_Given data_:
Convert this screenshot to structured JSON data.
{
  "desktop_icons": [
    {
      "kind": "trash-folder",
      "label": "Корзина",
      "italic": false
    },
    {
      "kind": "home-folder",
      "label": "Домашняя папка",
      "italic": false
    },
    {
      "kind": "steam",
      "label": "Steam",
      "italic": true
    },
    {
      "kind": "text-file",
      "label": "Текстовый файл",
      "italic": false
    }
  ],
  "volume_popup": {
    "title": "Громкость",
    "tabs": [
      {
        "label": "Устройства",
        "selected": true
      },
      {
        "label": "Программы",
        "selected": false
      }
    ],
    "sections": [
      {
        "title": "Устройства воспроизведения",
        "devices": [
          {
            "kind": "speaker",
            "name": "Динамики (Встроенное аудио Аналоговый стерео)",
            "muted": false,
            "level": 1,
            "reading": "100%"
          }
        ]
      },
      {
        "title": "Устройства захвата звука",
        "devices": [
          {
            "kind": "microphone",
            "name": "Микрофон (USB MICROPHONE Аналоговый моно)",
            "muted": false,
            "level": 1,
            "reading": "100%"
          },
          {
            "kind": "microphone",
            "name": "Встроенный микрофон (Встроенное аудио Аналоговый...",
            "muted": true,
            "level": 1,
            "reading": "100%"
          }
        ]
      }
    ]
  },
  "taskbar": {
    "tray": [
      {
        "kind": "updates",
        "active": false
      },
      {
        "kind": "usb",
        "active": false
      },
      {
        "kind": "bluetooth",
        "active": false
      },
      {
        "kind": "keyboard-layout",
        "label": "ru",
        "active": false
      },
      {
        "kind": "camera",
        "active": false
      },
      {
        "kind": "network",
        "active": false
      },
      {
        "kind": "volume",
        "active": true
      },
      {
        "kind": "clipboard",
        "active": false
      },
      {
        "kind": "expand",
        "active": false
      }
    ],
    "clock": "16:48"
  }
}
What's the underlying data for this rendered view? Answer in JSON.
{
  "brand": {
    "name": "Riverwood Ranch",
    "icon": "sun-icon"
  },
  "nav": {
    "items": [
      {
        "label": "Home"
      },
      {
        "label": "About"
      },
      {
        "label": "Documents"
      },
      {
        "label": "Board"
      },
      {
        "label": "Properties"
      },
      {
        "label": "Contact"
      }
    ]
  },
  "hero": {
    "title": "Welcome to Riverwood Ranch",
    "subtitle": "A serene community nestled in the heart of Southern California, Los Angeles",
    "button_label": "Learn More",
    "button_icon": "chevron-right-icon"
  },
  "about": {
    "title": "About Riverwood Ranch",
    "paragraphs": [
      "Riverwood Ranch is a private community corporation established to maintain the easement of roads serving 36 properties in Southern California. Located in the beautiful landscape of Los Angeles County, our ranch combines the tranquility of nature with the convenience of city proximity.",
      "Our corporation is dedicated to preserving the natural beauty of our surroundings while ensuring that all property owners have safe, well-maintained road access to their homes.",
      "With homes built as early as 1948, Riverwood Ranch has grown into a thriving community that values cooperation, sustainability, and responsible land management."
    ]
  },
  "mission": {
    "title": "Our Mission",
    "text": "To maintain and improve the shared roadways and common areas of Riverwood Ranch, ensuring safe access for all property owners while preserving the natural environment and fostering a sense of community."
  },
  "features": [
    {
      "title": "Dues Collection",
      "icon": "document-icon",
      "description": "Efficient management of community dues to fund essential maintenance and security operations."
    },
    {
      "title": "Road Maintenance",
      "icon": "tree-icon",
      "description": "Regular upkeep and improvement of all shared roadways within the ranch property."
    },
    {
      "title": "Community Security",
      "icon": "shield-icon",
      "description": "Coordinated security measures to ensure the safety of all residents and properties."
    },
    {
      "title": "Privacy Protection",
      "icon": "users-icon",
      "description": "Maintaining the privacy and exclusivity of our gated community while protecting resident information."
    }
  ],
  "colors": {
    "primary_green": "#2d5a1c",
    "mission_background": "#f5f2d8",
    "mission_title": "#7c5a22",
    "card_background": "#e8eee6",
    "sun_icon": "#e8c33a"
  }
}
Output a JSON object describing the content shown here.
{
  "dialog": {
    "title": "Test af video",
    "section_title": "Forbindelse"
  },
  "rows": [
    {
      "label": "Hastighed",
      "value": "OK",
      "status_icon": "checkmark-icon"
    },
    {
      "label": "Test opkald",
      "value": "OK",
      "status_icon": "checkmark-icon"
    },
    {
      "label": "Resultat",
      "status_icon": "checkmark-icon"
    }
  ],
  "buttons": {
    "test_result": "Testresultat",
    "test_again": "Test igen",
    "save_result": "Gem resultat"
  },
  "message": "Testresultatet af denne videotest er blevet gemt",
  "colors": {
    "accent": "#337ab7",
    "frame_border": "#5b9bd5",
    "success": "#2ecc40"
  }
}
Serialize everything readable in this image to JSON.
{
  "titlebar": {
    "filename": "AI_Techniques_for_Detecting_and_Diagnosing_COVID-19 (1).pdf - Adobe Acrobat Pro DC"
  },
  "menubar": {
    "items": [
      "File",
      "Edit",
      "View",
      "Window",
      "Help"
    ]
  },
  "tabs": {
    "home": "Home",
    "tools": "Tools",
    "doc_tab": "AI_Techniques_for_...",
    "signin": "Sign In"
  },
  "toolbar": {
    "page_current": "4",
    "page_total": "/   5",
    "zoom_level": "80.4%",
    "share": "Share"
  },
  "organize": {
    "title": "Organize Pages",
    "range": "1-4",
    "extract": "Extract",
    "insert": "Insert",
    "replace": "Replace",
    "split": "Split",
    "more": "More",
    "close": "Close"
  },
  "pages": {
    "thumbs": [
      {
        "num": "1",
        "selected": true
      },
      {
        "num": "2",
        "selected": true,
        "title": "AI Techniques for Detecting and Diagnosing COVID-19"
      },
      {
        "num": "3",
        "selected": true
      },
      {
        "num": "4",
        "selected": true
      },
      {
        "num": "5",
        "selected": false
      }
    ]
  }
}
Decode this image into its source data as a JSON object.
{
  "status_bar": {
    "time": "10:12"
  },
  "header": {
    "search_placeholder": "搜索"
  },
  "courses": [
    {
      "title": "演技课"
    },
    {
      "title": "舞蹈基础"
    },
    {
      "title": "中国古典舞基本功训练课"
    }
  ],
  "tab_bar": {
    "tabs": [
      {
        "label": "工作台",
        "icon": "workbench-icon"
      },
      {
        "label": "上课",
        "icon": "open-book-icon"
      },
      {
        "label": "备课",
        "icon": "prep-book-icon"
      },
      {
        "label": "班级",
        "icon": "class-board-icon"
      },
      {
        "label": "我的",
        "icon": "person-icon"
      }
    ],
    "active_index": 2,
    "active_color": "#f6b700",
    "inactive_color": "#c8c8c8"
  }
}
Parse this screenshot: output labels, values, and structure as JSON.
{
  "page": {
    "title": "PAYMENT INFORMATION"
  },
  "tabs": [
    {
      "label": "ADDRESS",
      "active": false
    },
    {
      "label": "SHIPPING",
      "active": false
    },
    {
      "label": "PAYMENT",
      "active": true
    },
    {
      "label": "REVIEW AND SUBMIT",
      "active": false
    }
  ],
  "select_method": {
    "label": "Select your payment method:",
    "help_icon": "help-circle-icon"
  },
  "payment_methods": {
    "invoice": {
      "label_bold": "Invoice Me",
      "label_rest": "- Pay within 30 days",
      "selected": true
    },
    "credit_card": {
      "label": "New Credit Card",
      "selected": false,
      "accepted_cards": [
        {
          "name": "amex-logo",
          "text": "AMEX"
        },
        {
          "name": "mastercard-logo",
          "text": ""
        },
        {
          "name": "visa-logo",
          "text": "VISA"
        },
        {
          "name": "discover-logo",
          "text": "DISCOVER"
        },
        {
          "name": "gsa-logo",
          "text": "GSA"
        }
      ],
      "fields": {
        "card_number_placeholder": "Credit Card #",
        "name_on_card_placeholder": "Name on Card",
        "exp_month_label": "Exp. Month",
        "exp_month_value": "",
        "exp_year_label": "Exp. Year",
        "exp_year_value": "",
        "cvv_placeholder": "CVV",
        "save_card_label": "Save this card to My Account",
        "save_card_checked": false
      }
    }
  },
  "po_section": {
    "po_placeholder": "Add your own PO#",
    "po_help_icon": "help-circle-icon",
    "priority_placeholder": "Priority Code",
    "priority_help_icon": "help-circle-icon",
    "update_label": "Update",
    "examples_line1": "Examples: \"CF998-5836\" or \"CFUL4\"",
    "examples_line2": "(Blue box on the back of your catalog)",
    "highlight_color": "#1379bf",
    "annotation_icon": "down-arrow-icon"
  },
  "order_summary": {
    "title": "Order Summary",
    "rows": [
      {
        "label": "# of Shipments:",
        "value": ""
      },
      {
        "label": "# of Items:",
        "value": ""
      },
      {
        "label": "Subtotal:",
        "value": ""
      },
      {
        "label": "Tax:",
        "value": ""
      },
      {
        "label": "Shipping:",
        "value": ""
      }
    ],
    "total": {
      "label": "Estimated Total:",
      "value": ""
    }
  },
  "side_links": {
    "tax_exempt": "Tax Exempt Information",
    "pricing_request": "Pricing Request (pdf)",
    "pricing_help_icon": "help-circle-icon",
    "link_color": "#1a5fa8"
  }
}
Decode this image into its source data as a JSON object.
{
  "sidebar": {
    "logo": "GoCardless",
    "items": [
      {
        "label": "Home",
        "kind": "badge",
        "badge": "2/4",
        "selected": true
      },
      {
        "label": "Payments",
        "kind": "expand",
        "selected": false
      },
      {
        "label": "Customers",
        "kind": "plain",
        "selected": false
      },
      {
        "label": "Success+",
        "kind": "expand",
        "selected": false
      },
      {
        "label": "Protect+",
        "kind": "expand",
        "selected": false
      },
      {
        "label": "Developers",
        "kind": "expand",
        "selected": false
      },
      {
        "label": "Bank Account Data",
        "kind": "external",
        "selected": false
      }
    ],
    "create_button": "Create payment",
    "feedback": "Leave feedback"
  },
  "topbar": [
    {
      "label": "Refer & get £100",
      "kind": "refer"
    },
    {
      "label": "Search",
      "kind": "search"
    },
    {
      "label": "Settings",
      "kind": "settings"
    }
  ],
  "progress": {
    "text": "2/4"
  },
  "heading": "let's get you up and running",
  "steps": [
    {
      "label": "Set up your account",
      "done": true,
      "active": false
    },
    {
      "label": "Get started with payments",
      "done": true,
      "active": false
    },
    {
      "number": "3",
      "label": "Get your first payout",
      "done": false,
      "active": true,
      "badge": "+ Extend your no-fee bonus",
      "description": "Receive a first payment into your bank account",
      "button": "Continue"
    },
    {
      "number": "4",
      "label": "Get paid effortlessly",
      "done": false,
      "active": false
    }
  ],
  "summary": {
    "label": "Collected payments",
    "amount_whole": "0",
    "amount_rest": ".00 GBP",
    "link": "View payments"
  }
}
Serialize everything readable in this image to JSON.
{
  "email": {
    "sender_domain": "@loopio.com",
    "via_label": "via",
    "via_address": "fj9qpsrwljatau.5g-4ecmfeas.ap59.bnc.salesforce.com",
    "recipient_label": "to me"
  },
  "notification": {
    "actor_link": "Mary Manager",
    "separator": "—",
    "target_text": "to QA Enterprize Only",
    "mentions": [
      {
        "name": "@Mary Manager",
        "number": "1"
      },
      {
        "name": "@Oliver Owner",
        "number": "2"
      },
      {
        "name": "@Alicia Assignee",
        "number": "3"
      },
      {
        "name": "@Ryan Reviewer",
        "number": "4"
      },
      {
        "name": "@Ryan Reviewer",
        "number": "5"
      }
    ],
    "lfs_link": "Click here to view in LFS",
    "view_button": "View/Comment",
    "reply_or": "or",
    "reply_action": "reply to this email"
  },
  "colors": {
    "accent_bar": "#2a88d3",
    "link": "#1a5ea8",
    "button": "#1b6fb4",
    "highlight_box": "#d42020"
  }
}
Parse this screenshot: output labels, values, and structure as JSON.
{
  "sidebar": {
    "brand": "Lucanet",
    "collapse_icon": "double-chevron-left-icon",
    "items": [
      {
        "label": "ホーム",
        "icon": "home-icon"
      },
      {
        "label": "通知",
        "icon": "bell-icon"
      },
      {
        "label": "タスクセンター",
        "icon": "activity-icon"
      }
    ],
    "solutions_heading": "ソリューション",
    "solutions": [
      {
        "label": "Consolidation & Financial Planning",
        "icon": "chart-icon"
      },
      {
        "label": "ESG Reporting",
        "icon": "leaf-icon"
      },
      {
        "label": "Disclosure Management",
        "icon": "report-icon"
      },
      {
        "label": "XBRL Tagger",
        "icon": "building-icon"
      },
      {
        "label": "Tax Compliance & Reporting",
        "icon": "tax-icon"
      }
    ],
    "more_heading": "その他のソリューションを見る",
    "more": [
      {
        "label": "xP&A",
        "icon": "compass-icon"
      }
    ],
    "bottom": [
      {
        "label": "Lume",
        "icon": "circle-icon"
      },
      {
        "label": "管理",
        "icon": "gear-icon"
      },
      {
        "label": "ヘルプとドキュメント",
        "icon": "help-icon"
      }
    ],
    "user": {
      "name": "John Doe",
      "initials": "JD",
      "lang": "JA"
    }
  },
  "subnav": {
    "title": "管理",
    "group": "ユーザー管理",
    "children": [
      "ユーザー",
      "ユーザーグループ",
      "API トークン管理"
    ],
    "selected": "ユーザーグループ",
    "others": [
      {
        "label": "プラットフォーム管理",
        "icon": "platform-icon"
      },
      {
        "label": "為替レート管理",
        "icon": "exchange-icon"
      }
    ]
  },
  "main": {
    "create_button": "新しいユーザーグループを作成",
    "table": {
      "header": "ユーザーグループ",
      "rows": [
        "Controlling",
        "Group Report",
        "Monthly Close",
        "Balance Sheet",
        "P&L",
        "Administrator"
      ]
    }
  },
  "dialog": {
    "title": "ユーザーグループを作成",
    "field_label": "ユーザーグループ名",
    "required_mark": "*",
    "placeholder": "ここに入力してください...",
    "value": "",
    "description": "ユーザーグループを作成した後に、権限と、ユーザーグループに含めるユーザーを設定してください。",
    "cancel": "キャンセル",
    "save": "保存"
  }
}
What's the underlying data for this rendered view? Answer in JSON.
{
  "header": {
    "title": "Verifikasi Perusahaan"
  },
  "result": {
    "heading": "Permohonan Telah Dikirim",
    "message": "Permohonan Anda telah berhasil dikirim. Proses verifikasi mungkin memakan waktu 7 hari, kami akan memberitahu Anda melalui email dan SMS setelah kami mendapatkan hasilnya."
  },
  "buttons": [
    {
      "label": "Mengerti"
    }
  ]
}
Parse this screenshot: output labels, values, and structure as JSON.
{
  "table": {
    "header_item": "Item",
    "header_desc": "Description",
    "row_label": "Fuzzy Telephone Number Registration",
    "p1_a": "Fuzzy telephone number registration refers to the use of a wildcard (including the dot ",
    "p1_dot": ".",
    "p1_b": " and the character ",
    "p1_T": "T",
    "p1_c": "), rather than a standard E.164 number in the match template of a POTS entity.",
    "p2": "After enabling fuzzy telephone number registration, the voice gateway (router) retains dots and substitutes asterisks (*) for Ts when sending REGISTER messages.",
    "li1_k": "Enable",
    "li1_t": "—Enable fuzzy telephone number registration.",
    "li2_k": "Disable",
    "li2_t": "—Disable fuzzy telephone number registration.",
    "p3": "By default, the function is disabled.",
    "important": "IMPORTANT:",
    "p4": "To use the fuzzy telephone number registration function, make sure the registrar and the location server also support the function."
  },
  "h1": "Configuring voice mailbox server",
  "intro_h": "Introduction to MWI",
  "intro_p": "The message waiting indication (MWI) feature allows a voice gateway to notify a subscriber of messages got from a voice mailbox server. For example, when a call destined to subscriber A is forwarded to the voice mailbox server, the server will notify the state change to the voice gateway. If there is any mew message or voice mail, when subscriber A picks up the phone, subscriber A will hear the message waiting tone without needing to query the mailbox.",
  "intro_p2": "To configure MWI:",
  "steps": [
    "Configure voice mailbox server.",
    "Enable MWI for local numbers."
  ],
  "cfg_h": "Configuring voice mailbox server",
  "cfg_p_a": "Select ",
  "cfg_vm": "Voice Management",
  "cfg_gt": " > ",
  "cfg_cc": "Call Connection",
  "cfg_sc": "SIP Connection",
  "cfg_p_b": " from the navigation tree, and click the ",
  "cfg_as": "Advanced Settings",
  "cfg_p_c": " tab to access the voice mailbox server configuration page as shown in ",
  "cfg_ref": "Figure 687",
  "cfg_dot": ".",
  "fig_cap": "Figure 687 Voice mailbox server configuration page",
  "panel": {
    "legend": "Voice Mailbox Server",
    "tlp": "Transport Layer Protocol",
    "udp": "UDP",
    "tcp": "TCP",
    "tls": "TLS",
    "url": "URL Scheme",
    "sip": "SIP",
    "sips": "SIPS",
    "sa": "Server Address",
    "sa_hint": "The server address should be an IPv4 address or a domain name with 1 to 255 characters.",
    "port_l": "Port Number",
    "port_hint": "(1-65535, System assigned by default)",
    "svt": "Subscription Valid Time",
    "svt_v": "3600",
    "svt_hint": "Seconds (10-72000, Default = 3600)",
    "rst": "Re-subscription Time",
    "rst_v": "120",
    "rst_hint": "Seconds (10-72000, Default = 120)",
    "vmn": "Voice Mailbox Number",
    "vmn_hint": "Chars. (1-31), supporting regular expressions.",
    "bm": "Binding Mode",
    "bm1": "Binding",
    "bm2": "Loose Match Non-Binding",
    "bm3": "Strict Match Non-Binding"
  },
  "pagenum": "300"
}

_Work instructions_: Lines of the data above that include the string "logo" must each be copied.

_Exercise answer_:
          "name": "amex-logo",
          "name": "mastercard-logo",
          "name": "visa-logo",
          "name": "discover-logo",
          "name": "gsa-logo",
    "logo": "GoCardless",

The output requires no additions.